→ **Work order**: Every line with the string "HSK四级" in it belongs in your answer, so copy them all from the data.

→ **Supplied data**:

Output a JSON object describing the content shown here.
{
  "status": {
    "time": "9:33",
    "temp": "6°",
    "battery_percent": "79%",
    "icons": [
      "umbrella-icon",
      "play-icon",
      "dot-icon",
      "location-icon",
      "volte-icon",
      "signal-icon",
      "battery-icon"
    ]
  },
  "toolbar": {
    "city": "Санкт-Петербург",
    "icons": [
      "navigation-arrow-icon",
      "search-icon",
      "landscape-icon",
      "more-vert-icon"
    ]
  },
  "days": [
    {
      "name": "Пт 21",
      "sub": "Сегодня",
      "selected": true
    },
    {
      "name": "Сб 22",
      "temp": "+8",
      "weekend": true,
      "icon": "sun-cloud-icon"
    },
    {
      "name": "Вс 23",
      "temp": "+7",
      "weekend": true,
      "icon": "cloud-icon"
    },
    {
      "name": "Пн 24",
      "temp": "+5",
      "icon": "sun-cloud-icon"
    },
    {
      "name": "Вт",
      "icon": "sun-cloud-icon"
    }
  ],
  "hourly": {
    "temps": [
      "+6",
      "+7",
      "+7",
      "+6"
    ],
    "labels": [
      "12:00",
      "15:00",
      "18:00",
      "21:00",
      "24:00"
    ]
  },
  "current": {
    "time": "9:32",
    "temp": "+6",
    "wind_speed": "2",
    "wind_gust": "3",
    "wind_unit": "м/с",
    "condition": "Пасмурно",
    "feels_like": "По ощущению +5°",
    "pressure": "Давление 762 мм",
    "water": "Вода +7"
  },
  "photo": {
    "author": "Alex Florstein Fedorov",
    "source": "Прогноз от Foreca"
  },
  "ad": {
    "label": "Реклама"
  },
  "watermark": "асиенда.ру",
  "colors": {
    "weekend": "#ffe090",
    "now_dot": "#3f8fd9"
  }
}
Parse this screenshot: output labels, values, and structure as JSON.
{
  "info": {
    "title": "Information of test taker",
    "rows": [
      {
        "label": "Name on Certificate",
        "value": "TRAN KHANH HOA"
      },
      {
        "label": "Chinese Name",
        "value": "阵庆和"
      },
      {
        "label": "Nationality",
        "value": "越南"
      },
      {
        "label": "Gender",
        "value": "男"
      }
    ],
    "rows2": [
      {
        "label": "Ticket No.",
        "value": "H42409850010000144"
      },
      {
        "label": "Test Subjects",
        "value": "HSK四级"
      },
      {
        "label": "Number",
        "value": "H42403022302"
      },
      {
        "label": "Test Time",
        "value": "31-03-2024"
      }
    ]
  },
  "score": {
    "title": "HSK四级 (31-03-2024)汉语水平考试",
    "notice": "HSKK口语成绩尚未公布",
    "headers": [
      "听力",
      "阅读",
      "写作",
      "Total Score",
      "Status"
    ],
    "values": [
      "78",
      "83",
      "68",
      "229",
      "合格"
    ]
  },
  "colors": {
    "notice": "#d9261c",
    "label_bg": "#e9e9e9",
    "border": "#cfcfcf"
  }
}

→ **Output for this exercise**:
        "value": "HSK四级"
    "title": "HSK四级 (31-03-2024)汉语水平考试",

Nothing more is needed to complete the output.